An abacus found in Greece in 1846 is dated back to 3000 B.C. and is considered to be the oldest abacus ever found. With the discovery of the abacus the use of fingers for the calculations stopped. The discovery of the clepsydra gives a solution to the problem of calculating time. After the abacus there was an important development in calculating machines.

European renaissance-calculating machines

Napier was a Scottish mathematician who discovered the calculation of log. Around 1617, he invented a machine which performed multiplications using a series of bars. In 1623, Shickard invented a machine with cogwheels and called it the clock which calculates. This differed from the abacus (which performed additions and subtractions) and Napier’s machine, because it could save the results of the calculations.

In 1641, the French mathematician and philosopher Pascal invented a machine which performed additions and subtractions at the same time. His machine was also based on cogwheels, aiming to facilitate his father, who was a tax collector, to keep records of his accounts. In 1801, the engineer and weaver Jacquart using the binary code (0 and 1), built the first automatic loom, which could work on highly complex designs. The loom’s programming was based on many punch cards. Jumpers produced had patterns which were named Zakar after the patterns that Jacquart’s loom produced.


20th century - calculating machines

Herman Hollerith discovered model punched card, which he use in a machine he he designed to help him put in charts the results of an inventory.
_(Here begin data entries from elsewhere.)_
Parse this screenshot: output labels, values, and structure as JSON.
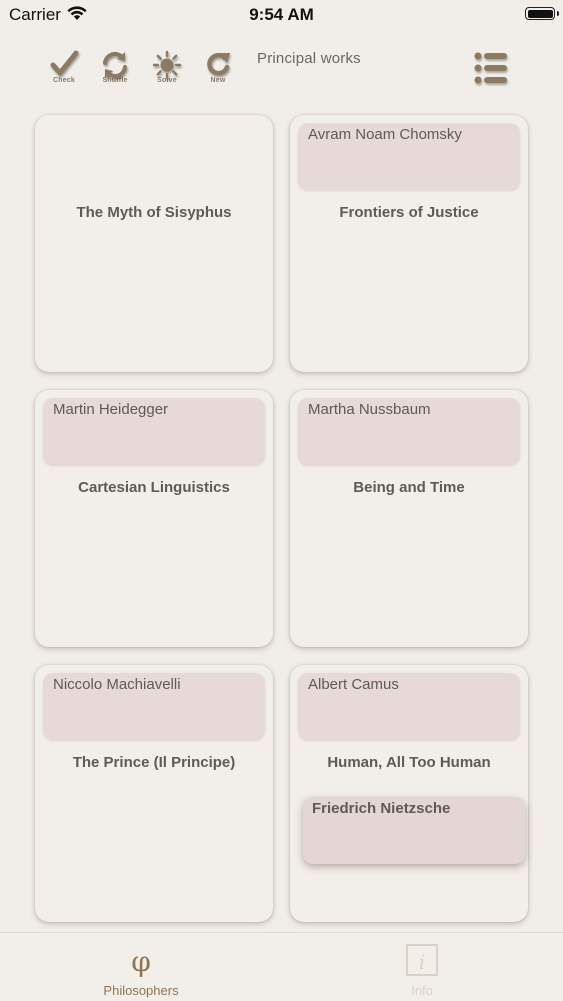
{
  "status_bar": {
    "carrier": "Carrier",
    "time": "9:54 AM"
  },
  "toolbar": {
    "title": "Principal works",
    "buttons": [
      {
        "label": "Check",
        "icon": "check-icon"
      },
      {
        "label": "Shuffle",
        "icon": "shuffle-icon"
      },
      {
        "label": "Solve",
        "icon": "sun-icon"
      },
      {
        "label": "New",
        "icon": "refresh-icon"
      }
    ],
    "menu_icon": "list-icon"
  },
  "cards": [
    {
      "work": "The Myth of Sisyphus",
      "philosopher": ""
    },
    {
      "work": "Frontiers of Justice",
      "philosopher": "Avram Noam Chomsky"
    },
    {
      "work": "Cartesian Linguistics",
      "philosopher": "Martin Heidegger"
    },
    {
      "work": "Being and Time",
      "philosopher": "Martha Nussbaum"
    },
    {
      "work": "The Prince (Il Principe)",
      "philosopher": "Niccolo Machiavelli"
    },
    {
      "work": "Human, All Too Human",
      "philosopher": "Albert Camus"
    }
  ],
  "floating_tag": {
    "philosopher": "Friedrich Nietzsche"
  },
  "tabbar": {
    "tabs": [
      {
        "label": "Philosophers",
        "icon": "phi-icon",
        "selected": true
      },
      {
        "label": "Info",
        "icon": "info-icon",
        "selected": false
      }
    ]
  },
  "colors": {
    "background": "#f1eee9",
    "tag": "#e7d9d8",
    "accent": "#8c7550",
    "text": "#5e5a55"
  }
}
Punch cards were so important and useful that they were used till the ’80, as our teacher of Informatics told us.

In 1936, Konrand Zuse constructed the first binary, electromechanical computer of general use controlled by a program.

George Boole, Alan Turing and John Von Neuman played an important role in the development of the modern computers.

Eniac was the first electronic computer (first generation) and had approximately 18000 electronic lamps. Its size was that of a big room . The instructions for the performance of a certain program were given through the suitable placing of cables onto a board.

Later, this data and instructions were put in with the use of punch cards. Can you possibly imagine how and how many people handled this computer?

The discovery of the transistor, in 1947 (second generation) transformed the computer and made the revolution in micro-processors possible.

The computers of the third generation were constructed with integral circuits. They were of smaller size, they consumed smaller amounts of energy and they were compatible with each other.

The computers of the fourth generation were of an even smaller size, lower price and much greater abilities in comparison with the previous ones. In 1981, the IBM company presented the personal computer.

21st century– evolution of nanotechnology

The fifth generation computers have higher speed performance, processing power and artificial intelligence and are becoming smaller and smaller in size. Thus, nanotechnology is developed and provides computers for personal or professional use with little demand on processing data. They are the most popular computers nowadays with constantly increasing abilities.

These days, computers appear in every aspect of human activity, playing a considerable part in education, business and information. Computer evolution and informatics, in general, have improved and continue to improve more and more people’s living conditions.


The computers in our school

The computers are very popular in our school. Conducting a small research in two hundred students between 14-17 years of age, we found that all students have a P.C. Surfing the Internet is the most preferable use, with communication to follow. Listening to music and working on school projects are the next more popular uses of the P.C. Senior High School students prefer communication via the computer whereas Junior High School students prefer playing games on the P.C.

It appears that computers play an important role in young people’s lives. They are a new way of communication, entertainment, education, work. Can they be harmless?